Decluttering can be a daunting task, but it's a necessary step in managing the toy overload. Parents can involve their kids in the process, helping them to understand the value of donating toys to others and keeping only those that they truly love and use.
This not only cleans up the house but also teaches children important lessons about generosity and simplicity.
The Environmental Impact: Reducing Toy Waste
The issue of too many toys isn't just about clutter; it's also about the environment. The production and disposal of toys have a significant environmental footprint. By choosing fewer, higher-quality toys and recycling or donating old ones, parents can help reduce waste and teach their children to be more environmentally conscious.
The Psychological Perspective: How Toys Affect Child Development
Psychologists have studied the impact of toys on child development and found that an excess can lead to materialistic values and a lack of appreciation for non-material experiences. Encouraging play with fewer toys can help children develop gratitude and find joy in experiences, relationships, and their own imagination.
The Financial Aspect: The Cost of More Toys
The financial burden of constantly buying more toys can be significant for families. By investing in fewer, more durable toys, parents can save money in the long run and avoid the trap of consumerism that often targets kids and their parents.
The Art of Rotation: Keeping Play Fresh
A toy rotation system can keep playtime interesting without the need for more toys. By rotating toys in and out of use, children can rediscover old favorites and stay engaged without becoming bored or overwhelmed by too many choices.
Encouraging Creativity: The Role of Open-Ended Toys
Open-ended toys, such as blocks and art supplies, allow children to use their creativity and come up with countless ways to play. These types of toys can be more beneficial than those that have a single purpose, as they encourage kids to think outside the box and develop their problem-solving skills.
Involving Kids in the Decision: Empowering Choice
When it comes time to sort through toys, involving kids in the decision-making process can empower them and help them learn to make choices. This can be a valuable life skill and can make the process of minimizing toys a collaborative and educational experience.
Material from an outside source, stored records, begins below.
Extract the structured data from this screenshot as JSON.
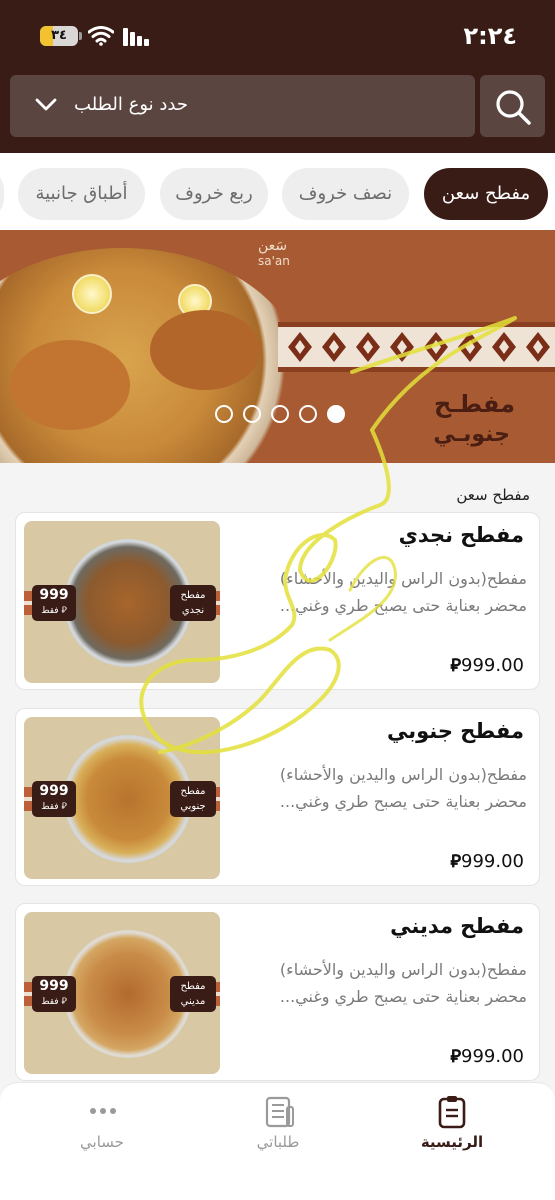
{
  "status_bar": {
    "time": "٢:٢٤",
    "battery": "٣٤",
    "battery_fraction": 0.34
  },
  "header": {
    "order_type_placeholder": "حدد نوع الطلب",
    "search_icon": "search-icon",
    "chevron_icon": "chevron-down-icon"
  },
  "categories": [
    {
      "label": "مفطح سعن",
      "active": true
    },
    {
      "label": "نصف خروف",
      "active": false
    },
    {
      "label": "ربع خروف",
      "active": false
    },
    {
      "label": "أطباق جانبية",
      "active": false
    }
  ],
  "banner": {
    "brand_ar": "سَعن",
    "brand_en": "sa'an",
    "title_line1": "مفطـح",
    "title_line2": "جنوبـي",
    "slides": 5,
    "active_slide": 5
  },
  "section_title": "مفطح سعن",
  "products": [
    {
      "title": "مفطح نجدي",
      "desc_line1": "مفطح(بدون الراس واليدين والأحشاء)",
      "desc_line2": "محضر بعناية حتى يصبح طري وغني...",
      "price": "999.00",
      "currency_symbol": "⃁",
      "image_badge_price": "999",
      "image_badge_sub": "فقط ⃁",
      "image_badge_name": "مفطح نجدي"
    },
    {
      "title": "مفطح جنوبي",
      "desc_line1": "مفطح(بدون الراس واليدين والأحشاء)",
      "desc_line2": "محضر بعناية حتى يصبح طري وغني...",
      "price": "999.00",
      "currency_symbol": "⃁",
      "image_badge_price": "999",
      "image_badge_sub": "فقط ⃁",
      "image_badge_name": "مفطح جنوبي"
    },
    {
      "title": "مفطح مديني",
      "desc_line1": "مفطح(بدون الراس واليدين والأحشاء)",
      "desc_line2": "محضر بعناية حتى يصبح طري وغني...",
      "price": "999.00",
      "currency_symbol": "⃁",
      "image_badge_price": "999",
      "image_badge_sub": "فقط ⃁",
      "image_badge_name": "مفطح مديني"
    }
  ],
  "bottom_nav": [
    {
      "label": "الرئيسية",
      "icon": "home-clipboard-icon",
      "active": true
    },
    {
      "label": "طلباتي",
      "icon": "orders-icon",
      "active": false
    },
    {
      "label": "حسابي",
      "icon": "more-dots-icon",
      "active": false
    }
  ],
  "colors": {
    "brand_dark": "#3a1c16",
    "header_field": "#5a4541",
    "banner_bg": "#a85b32",
    "scribble": "#e3e03a"
  }
}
The Influence of Advertising: Teaching Critical Thinking
Children are bombarded with advertisements for the latest and greatest toys. Teaching kids to think critically about advertising and to make informed decisions about the toys they want can help them become more discerning consumers and reduce the pressure to have more toys.
The Joy of Giving: Toys as Gifts
Gift-giving occasions often lead to an influx of new toys. Encouraging friends and family to give experiences, books, or fewer toys of higher quality can help manage the number of toys in the home and ensure that each gift is truly valued and appreciated.
The issue of too many toys is multifaceted, affecting children's development, family dynamics, and even the environment. By choosing quality over quantity, encouraging creativity, and teaching children the value of fewer toys, parents can create a more meaningful play experience that benefits their kids in the long run. The key is to find a balance that works for each family, fostering an environment where children can thrive both in play and in life.
Q: How many toys is too many for a child? A: There isn't a one-size-fits-all answer, as each child and family is different. However, if you notice that toys are cluttering your space, your child is overwhelmed with choices, or they are not engaging deeply with their toys, it may be time to reduce the number.
Q: Can having fewer toys really benefit my child's development? A: Yes, studies and expert opinions suggest that fewer toys can lead to more creativity, better attention spans, and improved social skills. It encourages children to be more imaginative and resourceful with their play.
Q: How can I reduce the number of toys without upsetting my child? A: Involve your child in the decluttering process, making it a positive experience. Explain the benefits of donating toys and the value of having space to play. You can also set up a toy rotation system to keep things fresh without adding new toys.